- Your Spa at Home – Meet USPAAH
- Wirecard Global Shopping Report 2019: Global Survey
- Top 10 Employee Health Insurance Plans
- How Can Startups Use Bitcoin?
- Numerical advantage: What telephone prefixes tell you about the business
- 10 Companies Supporting Employee Wellbeing
- How Businesses Can Use Storage Units to Their Advantage
- 6 Ways Your Company Can Cut Expenses
VAT in the UK Vs Singapore
In the UK, until 2011, VAT (Value Added Tax) was set at 17.5% but rose to 20%. However, under EU Competition Rules, the UK is not allowed to lower VAT to lower than 15% as this would fall foul of the EU’s Competition Rules and Regulations. VAT is added on almost every single good and service provided by UK companies, startups and businesses. If it were reduced, goods, products and services could all become much cheaper and after Brexit, this is surely one of the first taxes that the UK Chancellor should consider reforming and reducing.
Lower VAT will allow for services offered by UK companies, which are a huge portion of the UK’s Economy and growth to become much cheaper and therefore much more competitive, something companies in Singapore are reaping the major benefits of and something journalists, broadcasters and policy makers in Westminster should surely take notice of.
VAT in Singapore is set at 7%, which if implemented in the UK could well mean that goods in the ships and services offered by UK companies could be more than 10% cheaper than at present. When it comes to trade and investment, it would therefore be a no brainer for a foreign company looking to sell goods to on-shore in the UK. Coupled with lower corporate tax rates, UK-based companies would see rapid and sustained growth.
How Can the UK Benefit from Lower Taxes Post-Brexit?
Having left the EU, the UK will no longer be bound by inward looking competition rules set by the EU. We will no longer need to keep our VAT at a rate of 15% or higher and we will no longer be required to maintain current tax levels. Furthermore, by reducing income, corporation and dividend-related taxes, the UK, an already popular and attractive destination for businesses and investors will become much more favourable.
Lower Corporation Taxes will make the UK much more attractive for companies and businesses looking to onshore somewhere that encourages their success, with EU countries such as France charging as high as 34.1% for businesses and corporations, stifling success and profit.
Much like Singapore, by reducing the amount of tax UK workers pay, the current productivity crisis can become a thing of the past, with workers and employees able to enjoy the fruits of their labour. Corbyn and McDonnell talk about a ‘race to the bottom,’ however, by reducing the tax burden on UK workers and citizens, more people will be taken out of poverty, the incentive to work will be greater and the results of one’s hard graft will be better rewarded as it should be.
Promoting Business and Enterprise

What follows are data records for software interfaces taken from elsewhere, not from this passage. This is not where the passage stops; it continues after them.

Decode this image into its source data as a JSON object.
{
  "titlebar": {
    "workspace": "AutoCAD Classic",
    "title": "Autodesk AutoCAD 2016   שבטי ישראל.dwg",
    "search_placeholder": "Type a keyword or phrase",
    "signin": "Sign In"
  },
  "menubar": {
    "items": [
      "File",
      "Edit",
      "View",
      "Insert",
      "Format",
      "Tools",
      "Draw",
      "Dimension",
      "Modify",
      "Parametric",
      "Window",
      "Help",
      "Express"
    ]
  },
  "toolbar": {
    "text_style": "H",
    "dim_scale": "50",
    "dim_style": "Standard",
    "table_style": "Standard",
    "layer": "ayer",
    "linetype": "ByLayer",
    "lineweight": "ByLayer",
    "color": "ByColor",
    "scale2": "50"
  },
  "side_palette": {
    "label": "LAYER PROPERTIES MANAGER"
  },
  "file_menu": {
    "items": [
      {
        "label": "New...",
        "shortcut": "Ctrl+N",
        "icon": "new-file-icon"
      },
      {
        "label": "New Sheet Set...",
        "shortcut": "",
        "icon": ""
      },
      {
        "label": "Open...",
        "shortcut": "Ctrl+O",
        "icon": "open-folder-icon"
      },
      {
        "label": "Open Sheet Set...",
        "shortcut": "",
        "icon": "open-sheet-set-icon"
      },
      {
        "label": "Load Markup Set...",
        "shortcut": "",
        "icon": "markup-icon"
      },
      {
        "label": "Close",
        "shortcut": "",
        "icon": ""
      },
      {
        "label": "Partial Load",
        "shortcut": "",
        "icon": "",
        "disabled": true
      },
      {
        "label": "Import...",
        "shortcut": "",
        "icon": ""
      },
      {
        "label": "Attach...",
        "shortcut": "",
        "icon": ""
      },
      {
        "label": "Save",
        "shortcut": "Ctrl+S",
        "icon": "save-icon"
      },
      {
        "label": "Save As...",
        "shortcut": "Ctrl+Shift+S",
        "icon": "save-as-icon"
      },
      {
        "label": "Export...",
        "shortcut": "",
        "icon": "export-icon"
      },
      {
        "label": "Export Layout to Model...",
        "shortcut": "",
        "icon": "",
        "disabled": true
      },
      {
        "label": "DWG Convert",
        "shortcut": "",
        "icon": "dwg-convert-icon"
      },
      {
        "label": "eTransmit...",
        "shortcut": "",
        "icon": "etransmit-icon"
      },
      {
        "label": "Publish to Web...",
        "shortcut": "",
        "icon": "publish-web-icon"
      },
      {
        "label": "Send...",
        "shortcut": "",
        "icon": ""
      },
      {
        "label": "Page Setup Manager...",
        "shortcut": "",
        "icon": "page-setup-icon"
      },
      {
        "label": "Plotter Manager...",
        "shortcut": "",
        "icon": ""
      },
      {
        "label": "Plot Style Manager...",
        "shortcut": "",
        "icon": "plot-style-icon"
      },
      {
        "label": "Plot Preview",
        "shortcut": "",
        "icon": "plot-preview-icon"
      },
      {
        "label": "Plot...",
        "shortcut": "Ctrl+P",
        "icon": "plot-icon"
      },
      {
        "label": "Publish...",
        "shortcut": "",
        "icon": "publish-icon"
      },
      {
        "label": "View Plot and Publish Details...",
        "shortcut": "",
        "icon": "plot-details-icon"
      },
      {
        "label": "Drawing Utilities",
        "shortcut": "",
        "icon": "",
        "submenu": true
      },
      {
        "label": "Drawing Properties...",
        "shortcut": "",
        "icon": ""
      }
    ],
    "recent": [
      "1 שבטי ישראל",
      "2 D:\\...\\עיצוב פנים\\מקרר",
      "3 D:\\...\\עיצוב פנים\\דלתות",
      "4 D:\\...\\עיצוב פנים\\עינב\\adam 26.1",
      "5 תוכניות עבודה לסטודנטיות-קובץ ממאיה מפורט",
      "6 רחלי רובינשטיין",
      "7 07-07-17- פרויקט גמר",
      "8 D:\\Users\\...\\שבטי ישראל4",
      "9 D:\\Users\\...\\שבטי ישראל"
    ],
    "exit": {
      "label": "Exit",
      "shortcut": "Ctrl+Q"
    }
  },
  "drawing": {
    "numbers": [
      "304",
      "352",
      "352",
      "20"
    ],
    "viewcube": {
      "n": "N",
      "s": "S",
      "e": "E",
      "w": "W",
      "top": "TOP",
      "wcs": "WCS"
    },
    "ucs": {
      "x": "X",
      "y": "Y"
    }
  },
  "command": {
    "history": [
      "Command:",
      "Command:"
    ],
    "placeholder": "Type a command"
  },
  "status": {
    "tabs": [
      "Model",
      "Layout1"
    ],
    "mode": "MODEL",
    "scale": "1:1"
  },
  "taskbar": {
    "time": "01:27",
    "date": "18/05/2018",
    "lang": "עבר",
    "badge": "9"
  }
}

With regards to businesses and private enterprise, something else the current Labour Party stands opposed to, reducing corporate taxes will not only bring in greater revenue for the exchequer (as is proven year after year with corporation tax cuts) to spend on public services and local investment, but will also provide much greater incentive for businesses in the UK to flourish, succeed and prosper, much like the case in Singapore, where huge growth and innovation is demonstrated year after year after year.
We often hear of how good Singapore’s public services and healthcare are and this is in no small part due to their encouraging of success and innovation as part of their dynamic and modern economy.
Reforming the UK Economy to be more like Singapore should not be seen as a hinderance or a negative thing. Rather, it should be seen for what it is; a great opportunity to break away from the shackles of the protectionist EU and bring the UK Economy into the future. our economy can be much more competitive, much more dynamic and much more ambitious. Simply put, we should think about rewarding success, embracing what Capitalism has to offer, much like Singapore does and we can be more ambitious, productive and prosperous.